- Don’t underestimate the importance of self-care.
Self-care is often overlooked in our hectic day-to-day lives. It’s difficult to be an effective parent when you are stressed out and exhausted all the time. By practicing self-care, you will have the energy to tackle your child’s behavior and feel empowered to consistently apply new parenting tools.Having a “self care plan” can be useful in times of stress. This can be anything you want it to be, from doing an activity you enjoy, taking part in physical recreation, journaling, or talking with someone about the issues you are facing. Many of the families we speak with comment on how helpful it is to have the opportunity to call us when they are stressed or in highly emotional situations. We’re here to help in those exact moments.
- Have patience. Behavior change is a process, not an event.
Just like behaviors are learned and developed over time, so does changing those behaviors and learning new ways to solve problems take time. It is important to remember that creating change first starts with the parent. The more consistent and repetitive you are in addressing your child’s behavior and choices, the more likely you are to create effective change for the long term. Be patient; change will happen if you stick with it.
Finally, we’d like to wish you all a moment of peace in this busy time of year. Take some time right now, before moving on with your hectic day, to acknowledge all the work that you do. Know that there are other parents just like you working right alongside you. It helps, when you are struggling with your most challenging parenting issues, to know that you are not in this alone. Let’s all start 2015 off with kindness and compassion for those we love as well as ourselves.

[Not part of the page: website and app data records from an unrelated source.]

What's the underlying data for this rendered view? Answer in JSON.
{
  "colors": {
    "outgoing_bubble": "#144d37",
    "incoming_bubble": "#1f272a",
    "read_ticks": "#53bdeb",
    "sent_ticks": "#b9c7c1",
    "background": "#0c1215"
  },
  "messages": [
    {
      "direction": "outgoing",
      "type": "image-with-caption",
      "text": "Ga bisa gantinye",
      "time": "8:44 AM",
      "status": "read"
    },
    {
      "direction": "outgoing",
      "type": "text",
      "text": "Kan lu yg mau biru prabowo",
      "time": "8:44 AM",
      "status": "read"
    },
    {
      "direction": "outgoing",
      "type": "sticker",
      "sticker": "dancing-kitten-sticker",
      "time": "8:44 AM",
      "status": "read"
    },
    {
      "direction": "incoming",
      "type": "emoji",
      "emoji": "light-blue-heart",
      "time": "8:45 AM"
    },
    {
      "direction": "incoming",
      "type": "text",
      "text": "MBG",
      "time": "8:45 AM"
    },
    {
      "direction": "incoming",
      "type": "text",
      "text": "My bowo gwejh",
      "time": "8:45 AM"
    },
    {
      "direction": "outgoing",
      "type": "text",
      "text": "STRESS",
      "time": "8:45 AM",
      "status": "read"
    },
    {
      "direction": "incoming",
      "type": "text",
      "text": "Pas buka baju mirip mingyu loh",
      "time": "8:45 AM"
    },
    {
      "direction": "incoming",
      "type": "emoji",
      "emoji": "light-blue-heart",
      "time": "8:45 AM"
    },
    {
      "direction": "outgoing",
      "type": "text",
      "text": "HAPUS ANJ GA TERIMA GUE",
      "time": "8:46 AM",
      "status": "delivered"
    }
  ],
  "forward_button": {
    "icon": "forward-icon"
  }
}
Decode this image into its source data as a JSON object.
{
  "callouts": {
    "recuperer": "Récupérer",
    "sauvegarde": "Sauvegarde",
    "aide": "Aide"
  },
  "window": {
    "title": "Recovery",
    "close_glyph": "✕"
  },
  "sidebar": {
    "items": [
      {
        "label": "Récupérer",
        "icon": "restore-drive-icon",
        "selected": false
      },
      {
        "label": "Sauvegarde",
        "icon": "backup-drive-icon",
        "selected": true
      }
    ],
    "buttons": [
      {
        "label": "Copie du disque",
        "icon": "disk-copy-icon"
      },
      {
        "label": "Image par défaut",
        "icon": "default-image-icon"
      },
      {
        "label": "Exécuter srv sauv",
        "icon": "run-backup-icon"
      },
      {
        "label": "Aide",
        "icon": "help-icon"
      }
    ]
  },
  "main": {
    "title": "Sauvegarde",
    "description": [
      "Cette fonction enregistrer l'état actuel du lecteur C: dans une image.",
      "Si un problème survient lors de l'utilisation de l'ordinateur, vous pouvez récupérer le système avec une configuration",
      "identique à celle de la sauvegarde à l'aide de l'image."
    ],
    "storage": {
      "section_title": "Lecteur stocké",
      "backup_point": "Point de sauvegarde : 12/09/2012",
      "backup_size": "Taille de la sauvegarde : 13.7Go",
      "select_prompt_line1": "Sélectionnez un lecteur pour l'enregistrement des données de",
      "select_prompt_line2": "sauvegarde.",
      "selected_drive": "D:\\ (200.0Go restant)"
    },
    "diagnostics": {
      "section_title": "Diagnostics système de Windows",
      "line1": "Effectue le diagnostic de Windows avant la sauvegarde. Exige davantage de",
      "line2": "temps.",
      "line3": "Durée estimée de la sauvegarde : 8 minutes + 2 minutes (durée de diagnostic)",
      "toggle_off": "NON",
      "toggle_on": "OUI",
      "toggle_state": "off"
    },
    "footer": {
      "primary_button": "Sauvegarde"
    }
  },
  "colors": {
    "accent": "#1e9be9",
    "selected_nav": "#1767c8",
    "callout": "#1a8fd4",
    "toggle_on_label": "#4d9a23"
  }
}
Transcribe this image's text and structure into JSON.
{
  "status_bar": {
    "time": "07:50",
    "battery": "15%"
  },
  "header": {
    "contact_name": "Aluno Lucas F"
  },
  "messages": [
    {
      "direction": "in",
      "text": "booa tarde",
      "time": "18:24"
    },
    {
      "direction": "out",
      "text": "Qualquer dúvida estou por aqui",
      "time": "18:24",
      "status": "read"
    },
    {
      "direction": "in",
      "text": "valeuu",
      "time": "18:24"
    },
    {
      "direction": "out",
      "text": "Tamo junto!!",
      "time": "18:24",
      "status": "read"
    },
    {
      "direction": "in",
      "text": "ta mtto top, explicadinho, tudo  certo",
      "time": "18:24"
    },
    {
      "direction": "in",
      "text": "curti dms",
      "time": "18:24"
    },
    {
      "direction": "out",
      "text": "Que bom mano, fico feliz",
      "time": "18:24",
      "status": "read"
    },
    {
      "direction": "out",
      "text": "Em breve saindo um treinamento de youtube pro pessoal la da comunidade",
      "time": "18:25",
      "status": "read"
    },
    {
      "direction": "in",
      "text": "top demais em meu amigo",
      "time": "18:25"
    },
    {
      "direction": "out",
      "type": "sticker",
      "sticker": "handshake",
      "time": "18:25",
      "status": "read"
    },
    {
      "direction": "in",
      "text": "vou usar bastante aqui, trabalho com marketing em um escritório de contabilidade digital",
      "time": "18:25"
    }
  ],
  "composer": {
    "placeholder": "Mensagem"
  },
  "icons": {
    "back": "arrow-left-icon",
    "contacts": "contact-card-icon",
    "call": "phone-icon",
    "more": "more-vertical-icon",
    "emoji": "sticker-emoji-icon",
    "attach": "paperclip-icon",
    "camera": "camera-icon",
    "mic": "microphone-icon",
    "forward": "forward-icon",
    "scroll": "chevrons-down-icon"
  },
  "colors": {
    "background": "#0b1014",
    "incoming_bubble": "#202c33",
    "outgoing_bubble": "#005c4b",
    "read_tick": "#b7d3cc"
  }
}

We wish you all the best as we move forward together into the New Year!
With gratitude for all that you do,
Denise and the Empowering Parents Coaches
Denise Rowden is a parent of two teens: an 18-year-old daughter and a 19-year-old son. She has worked in Special Education, Alternative Education and adolescent group homes. She has a BS in Psychology from the University of Southern Maine and is currently working on her Life Coach certification from the International Coach Federation.